Protect

Ok, this was the part that kind of intimidated me for some reason!  I almost skipped the top coat, but everything I read said it is definitely necessary to protect the finish and make the surface easy to clean….and Lord knows toddler fingers touch alllll the furniture in this house!  I read and asked around, and here is what I learned about the differences between wax and poly:

Wax

If you see a display of boutique chalk paint, Annie Sloan, for example, there is always the chalk paint, the wax, and then special brushes.  I have always thought if I used chalk paint, I also HAD to buy the wax and the special brushes.  Not true.  While wax provides a pretty matte finish, it is not the only choice you have in protecting paint, interior latex paint or chalk.  Wax is best for pieces that get light to moderate use….more decorative pieces.  If you are painting something that will see high traffic….a dining or kitchen table, coffee table, cabinets, etc…..it may not provide enough protection from liquids, spills, and just everyday life!  Wax also often needs to be re-applied once a year or so.  Also, if you decide to re-paint later most waxes have to be sanded off before you can paint.

The wax finish is very pretty though, so if you feel like it is the best fit for your project, almost everyone recommended this one!  It is much cheaper than the boutique waxes (about $10 per can)) and is easy to find (Lowe’s, Home Depot, etc.)  You can apply a thin layer at a time, let it dry 10-15 minutes and then buff it with a clean cloth.  The specialty wax brush helps you create a thin layer, but is not absolutely necessary.

 Poly

Poly is more durable.  This is a better choice for pieces that see a lot of action….better protection against food, liquids, and littles!  Most are also brushed on like paint, so no buffing necessary.  They just need time to dry.  One drawback is that some warned that it can yellow white or light colors over time.  I also thought of poly as being a super glossy, almost lacquered finish, which wasn’t the look I was going for!  However, as I shopped around most brands now have finish options just like paint: satin, semi-gloss, gloss, etc.

In learning all this I decided to go with poly over wax.  I used this protective finish for my hutch.  It brushed on, and is a clear satin finish.  It was about $10 at Lowe’s for this smaller size, $18 for a quart.

And I found this spray for the bench!  It was SO easy!  I would have used it on the hutch as well, but did not want to get it on the glass! It was also about $10 and came in several finishes!

Time will tell how they hold up, but so far so good!  I’m glad I did a little homework instead of just buying all the products I “thought” I needed!

Other Painting Pointers:

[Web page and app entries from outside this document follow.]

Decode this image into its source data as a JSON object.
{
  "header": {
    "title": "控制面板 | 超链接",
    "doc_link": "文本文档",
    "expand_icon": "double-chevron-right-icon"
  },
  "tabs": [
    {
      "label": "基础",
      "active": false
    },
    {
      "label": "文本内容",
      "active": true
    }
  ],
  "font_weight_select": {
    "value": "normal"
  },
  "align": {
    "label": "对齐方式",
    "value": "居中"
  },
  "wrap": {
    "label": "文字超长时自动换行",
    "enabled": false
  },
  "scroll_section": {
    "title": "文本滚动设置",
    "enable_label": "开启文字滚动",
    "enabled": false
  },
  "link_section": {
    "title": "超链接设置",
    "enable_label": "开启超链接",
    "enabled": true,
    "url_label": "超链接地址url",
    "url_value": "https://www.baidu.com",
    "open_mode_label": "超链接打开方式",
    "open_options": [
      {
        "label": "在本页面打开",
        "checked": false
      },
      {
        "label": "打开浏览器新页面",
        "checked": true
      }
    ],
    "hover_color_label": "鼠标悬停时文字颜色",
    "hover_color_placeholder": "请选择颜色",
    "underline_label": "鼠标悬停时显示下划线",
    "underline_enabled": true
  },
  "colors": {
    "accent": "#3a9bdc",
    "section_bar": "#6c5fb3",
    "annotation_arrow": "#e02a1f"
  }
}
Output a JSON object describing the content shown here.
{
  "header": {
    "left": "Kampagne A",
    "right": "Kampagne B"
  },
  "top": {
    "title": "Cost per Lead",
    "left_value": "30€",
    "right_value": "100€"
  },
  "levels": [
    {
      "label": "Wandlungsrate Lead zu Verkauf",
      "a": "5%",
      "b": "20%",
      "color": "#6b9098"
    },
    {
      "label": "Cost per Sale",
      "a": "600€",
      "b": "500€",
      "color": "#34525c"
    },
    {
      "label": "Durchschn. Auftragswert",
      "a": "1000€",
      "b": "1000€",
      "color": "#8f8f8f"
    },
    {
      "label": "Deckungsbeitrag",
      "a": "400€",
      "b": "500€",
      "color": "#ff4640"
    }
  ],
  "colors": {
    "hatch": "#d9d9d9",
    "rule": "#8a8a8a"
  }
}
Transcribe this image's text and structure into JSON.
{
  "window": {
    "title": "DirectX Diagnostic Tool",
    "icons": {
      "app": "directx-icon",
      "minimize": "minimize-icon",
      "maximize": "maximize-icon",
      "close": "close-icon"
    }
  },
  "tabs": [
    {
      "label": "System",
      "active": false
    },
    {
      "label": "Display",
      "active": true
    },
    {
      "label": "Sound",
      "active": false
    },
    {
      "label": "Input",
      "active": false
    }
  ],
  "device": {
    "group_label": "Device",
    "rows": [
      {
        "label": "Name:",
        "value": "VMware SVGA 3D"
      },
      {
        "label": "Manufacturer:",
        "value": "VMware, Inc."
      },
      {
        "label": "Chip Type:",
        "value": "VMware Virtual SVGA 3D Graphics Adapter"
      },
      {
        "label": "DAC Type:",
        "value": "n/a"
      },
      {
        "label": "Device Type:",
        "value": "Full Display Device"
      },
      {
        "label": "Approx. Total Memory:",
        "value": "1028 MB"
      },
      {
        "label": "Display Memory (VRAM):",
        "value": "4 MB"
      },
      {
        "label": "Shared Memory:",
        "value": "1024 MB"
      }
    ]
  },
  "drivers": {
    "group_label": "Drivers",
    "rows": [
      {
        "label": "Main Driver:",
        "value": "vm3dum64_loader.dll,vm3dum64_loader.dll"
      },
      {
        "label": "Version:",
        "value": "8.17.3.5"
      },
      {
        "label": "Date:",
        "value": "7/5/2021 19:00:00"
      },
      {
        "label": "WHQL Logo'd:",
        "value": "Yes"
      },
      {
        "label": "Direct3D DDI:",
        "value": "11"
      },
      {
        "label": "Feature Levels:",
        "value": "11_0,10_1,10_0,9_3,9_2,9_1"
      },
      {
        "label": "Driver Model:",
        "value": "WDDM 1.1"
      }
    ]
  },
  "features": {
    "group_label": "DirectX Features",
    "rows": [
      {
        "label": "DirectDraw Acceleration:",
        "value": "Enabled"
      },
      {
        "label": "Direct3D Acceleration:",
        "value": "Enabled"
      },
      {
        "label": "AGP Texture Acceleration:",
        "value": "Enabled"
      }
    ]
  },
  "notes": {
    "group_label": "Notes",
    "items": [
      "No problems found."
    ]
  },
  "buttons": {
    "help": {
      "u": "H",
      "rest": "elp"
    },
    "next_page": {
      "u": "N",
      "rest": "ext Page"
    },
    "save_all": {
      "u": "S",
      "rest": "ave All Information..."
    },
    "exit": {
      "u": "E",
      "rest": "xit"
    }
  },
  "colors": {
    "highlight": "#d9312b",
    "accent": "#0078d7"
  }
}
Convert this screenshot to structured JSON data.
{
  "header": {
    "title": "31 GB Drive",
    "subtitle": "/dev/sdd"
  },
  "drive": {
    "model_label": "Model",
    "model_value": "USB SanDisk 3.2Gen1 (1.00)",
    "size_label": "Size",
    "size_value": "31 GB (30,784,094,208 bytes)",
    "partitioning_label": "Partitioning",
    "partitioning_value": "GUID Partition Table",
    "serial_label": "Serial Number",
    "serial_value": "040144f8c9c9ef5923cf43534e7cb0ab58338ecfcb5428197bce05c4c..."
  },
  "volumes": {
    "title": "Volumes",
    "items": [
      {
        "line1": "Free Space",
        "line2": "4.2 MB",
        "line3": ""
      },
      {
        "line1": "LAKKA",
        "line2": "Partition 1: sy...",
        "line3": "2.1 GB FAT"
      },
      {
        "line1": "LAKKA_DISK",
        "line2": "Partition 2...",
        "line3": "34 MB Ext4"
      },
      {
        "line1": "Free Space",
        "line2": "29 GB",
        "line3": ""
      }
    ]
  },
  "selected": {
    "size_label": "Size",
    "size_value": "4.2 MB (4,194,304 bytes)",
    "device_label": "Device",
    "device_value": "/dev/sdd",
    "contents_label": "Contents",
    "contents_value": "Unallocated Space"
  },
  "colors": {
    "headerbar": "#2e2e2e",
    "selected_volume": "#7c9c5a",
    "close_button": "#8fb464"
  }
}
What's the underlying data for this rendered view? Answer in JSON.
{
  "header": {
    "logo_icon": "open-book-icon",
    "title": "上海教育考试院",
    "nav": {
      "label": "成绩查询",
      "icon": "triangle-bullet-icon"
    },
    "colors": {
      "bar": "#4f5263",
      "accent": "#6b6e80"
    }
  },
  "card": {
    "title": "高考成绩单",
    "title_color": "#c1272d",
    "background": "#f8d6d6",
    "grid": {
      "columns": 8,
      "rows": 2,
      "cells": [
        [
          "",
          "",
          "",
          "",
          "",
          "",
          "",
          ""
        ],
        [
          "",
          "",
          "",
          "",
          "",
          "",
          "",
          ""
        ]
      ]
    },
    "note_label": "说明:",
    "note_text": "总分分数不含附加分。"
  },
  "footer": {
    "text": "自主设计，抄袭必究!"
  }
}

Be sure to let paint completely dry and “cure.”  Most sites said this takes 15-30 days.  This does not mean you can’t use it during that time, just be more cautious!

Be realistic about the amount of time it will take.  I really thought I could knock the hutch out in a day….it took three.  I didn’t take into account all the dry time, touch ups, more dry time….and the fact that my children demand my constant attention.  Haha!  But really, that whole patience thing….this is not a super fast process!  You want to take your time, and do it right.

Have fun with it!  My four year old reeeeallly wanted to help, so I let him paint the back of the hutch that faces the wall….

He’s available for hire if you want his number…

He was so proud!  I showed my cousin, and she suggested that I have him put his handprint on it in another color and write his name and the year…so fun, right?

A sweet memory with my boy!

Don’t stress!  There is very little you can do when painting that can’t be fixed! Like I said earlier, don’t panic after the first coat.  It may not look great at that point, but the second or third coat will do wonders!

I hope you find these tips helpful and gain the confidence and motivation to pick up a brush and get after it!

Happy painting!

Shop Supplies:

Minwax Finishing Wax

1/2 pint Minwax water based Polycrylic

Quart Size Minwax water based Polycrylic

Minwax Poycrylic Spray

Purdy paint brush 3 pack

Single Purdy XL Brush

Painter’s Tape

Disposable Gloves

Amope “sander”

Sanding Blocks

Brown Kraft paper– This roll lasts a LONG time, and I have used it for SO many things other than just painting!

Paint cup 4 pack